A:   A young developing brain requires various types of motion to develop important foundational skills for learning. The sensory system that responds to movement helps to coordinate the eyes, hands and body for fine motor and gross motor activities.

Q:   What are the benefits of rocking in the classroom?
A:   Many people move or fidget unconsciously when they are working. Some people tap their foot, shake their legs, or change positions when seated. These are all unconscious strategies we use to help us pay attention. Some children may need more movement than their peers to help them organize their bodies for school work. The rhythmical sway of a rocking chair can have calming and organizing effects that will help a child to “settle in” and be ready to work.

Q:   Will constant rocking upset my classroom management?
A:   After an initial adjustment period, studies have shown that dynamic seating (such as sitting on exercise balls) improves a student’s ability to participate and engage more effectively in class. Children who appear to have disruptive behaviors, such as tilting in their chairs or standing up, may, in fact, may be unconsciously providing themselves with movement or other sensory input (i.e. heavy work, touch, fidgeting, chewing) in order to learn.

Note: The rocking chair should be on a flat surface. Carpet tends to muffle the sound a bit more than linoleum; however, even on a typical hard floor the sound of the rocking chair is minimal.

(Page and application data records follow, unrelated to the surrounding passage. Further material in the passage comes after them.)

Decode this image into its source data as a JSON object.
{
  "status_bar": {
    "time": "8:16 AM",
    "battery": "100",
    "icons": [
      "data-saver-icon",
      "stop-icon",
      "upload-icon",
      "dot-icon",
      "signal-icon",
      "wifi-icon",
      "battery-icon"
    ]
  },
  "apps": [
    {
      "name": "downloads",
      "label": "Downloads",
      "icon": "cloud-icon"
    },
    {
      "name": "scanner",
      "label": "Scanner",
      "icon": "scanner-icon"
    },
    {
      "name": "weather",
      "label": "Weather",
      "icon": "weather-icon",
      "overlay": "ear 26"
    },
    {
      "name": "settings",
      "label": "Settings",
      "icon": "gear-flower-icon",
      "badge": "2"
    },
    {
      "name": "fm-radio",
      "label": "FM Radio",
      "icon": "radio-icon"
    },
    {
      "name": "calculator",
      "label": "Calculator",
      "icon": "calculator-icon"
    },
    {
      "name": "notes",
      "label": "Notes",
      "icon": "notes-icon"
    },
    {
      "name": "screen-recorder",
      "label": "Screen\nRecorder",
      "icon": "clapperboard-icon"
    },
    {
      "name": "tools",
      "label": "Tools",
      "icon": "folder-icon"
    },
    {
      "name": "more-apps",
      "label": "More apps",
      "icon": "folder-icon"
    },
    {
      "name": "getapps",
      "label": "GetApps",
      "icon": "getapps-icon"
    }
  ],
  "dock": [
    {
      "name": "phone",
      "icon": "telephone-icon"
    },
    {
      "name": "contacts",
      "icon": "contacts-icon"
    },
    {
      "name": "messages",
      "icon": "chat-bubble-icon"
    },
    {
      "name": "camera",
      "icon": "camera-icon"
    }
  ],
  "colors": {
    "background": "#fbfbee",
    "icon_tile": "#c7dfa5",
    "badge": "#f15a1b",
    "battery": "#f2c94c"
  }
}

Q:   Why should I have rocking chairs in my classroom and how many are appropriate?
A:   Active sitting leads to active learning. Depending on the individual needs and age, every child may learn differently. While some do well in static chairs, others may do better in seating that provides movement. Think of the students that sit on their feet, rock back in their chairs, are constantly out of their seat, fidgeting or who are impulsive. These students may be seeking movement needed to better attend to their lesson.

In a typical classroom of about 30, about 10-20% of children have a difficult time remaining seated or paying attention. While the learning styles and need for movement varies among each child, it seems that having at least 3-5 rocking chairs available to the students is a good starting point. In younger grades, it may be beneficial to have more opportunities for dynamic seating as the sensory systems are still developing.

In one study, by occupational and physical therapists, about 70% of children preferred using dynamic seating. The study saw benefits for children with diagnosis of ADHD, oppositional defiant, and severe behavior disorder. Although students, without diagnosis, rated dynamic seating as preferred or comfortable, the impact on their learning is unclear in this study.

Q:   Can rocking chairs be used with ordinary single pupil desks or activity tables? Are they interchangeable with normal chairs? What are the trade-offs, if any?
A:   Depending on the height of the classroom tables, the rocking chairs can typically fit under a desk like any other chair. It is recommended that a foot stool be made available so that the children’s feet may be grounded. It is important to ensure that the size of the rocking chair is appropriately matched for the size of the student and the desk height.

PTN Logo The responses to the questions above were provided by Pediatric Therapy Network (PTN), a non-profit organization dedicated to providing the community with high quality early childhood and therapy programs, research and education as it relates to fostering the best possible outcomes for children. In 2010, Virco hired PTN to study the use of ZUMA rocking chairs in the classroom. PTN relied on the results of these studies in preparing its responses to these questions. Visit www.pediatrictherapynetwork.org for more information on PTN.